The NBA currently has 30 teams, if each team plays the other 29 twice (home and away) that’s a 58-game season. If played over the same mid October to April time period, you wouldn’t have more than two games played by any team over a seven day period.
That schedule would allow for a recovery day, a strength training day, a practice day (coaches will be happy about this), a cardio and skill development day and film study. None of these things happen during the regular season. Players often strength train immediately following a game or the morning of, and there is essentially no practice during the regular season.
No. 2 – Eliminate the rule about the shot clock not starting until a team with possession touches the ball in bounds
Players all across the league do this, none more so than the Memphis Grizzlies superstar Ja Morant. He often uses it to get a slower defender moving towards him, so he can pick up the ball and race by him to the rim. Or to draw a foul on an overly aggressive defender.
This can get really boring and annoying from a fan perspective. When the ball is inbounded the shot clock should start, get the game moving.
Ja was content just waiting 😅 pic.twitter.com/J39BhJ9ZzJ
— NBA on ESPN (@ESPNNBA) January 5, 2023
If in this case as the announcers suspect, Morant just needed some rest. There’s a solution for that. See above.
No. 3 – More team trophies
As a fan of association football (soccer) one of the things you get to enjoy is your team having multiple opportunities to win a trophy. In the NBA, the only trophy that matters is the Larry O’Brien for winning the NBA Finals.
So that means by definition, every year the fanbases of 29 other teams are unhappy. That stinks.
Why not borrow from association football? Whether your team plays in the Premier League, La Liga, or Bundesliga there is an opportunity to win at least three trophies.
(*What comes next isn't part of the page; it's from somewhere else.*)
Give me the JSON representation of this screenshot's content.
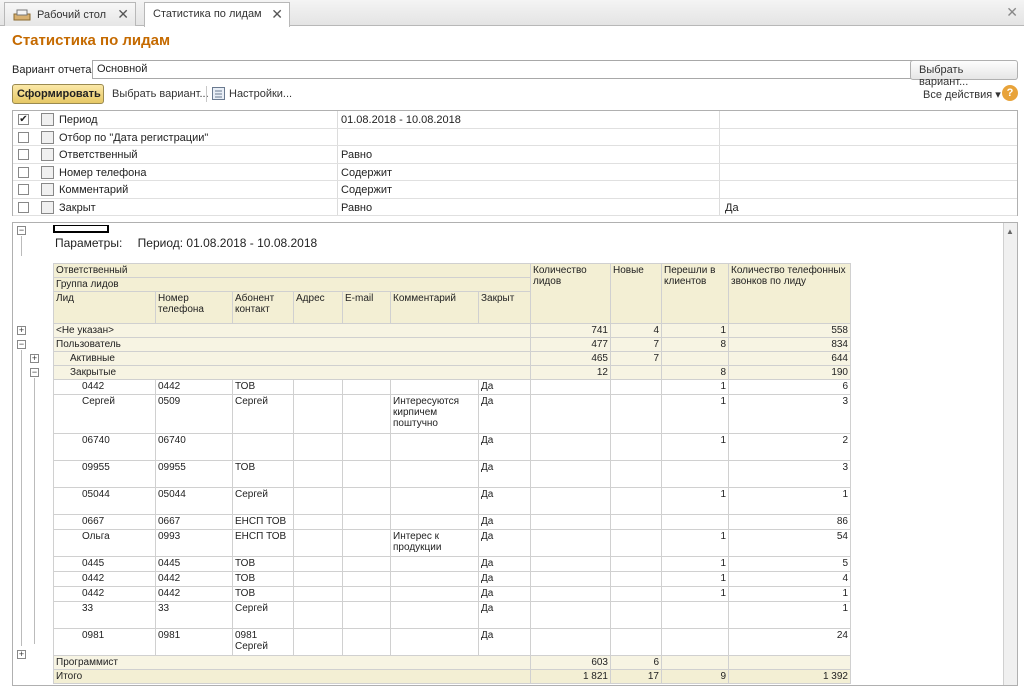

One for winning your domestic league’s season. If the NBA is going to continue to say the regular season matters, then make it matter. If a team grinds through the entire season with the best record they should be rewarded with more than just the No. 1 seed in the playoffs.
Celebrate being better than 29 other teams over the course of five and a half months.
The regular season champ gets rewarded, the playoff champ gets rewarded, and a third trophy for the winner of an in-season tournament should get rewarded.
No. 4 -UEFA Champions League-style tournament
So NBA commissioner Adam Silver already said an in-season tournament is on the way for the 2023-24 season. But he should be thinking bigger than just domestic. Though it’s a good start.
Work with the top professional basketball leagues around the world to create a huge world championship. Round-robin group stage followed, by single-elimination rounds to the championship.
Yes, the NBA will win a lot of the time because of the talent. But anything can happen in a single-elimination tournament. There are extremely talented players overseas who would love to make a name for themselves by lighting up an NBA team.
No. 5 – Eliminate the draft
Why are we rewarding teams for being terrible? Every year players who are talented enough to play in the best basketball league in the world get told where they have to live and work. We don’t do this in any other profession.
Abolish the draft.
Don’t give me the lame excuse that every young player will want to play in L.A., New York or Miami. That’s false and also not feasible. Players want to play. Going to a situation where they will be forced to ride the pine or get limited minutes because it’s a better city is untrue.
What this will do is force teams to be better in their operations. Have better player development programs, better player performance staffs, better facilities, a clear mission and vision on team direction and where a player will fit in.
The teams that can do the best job will be able to secure whomever they want, coming into the league.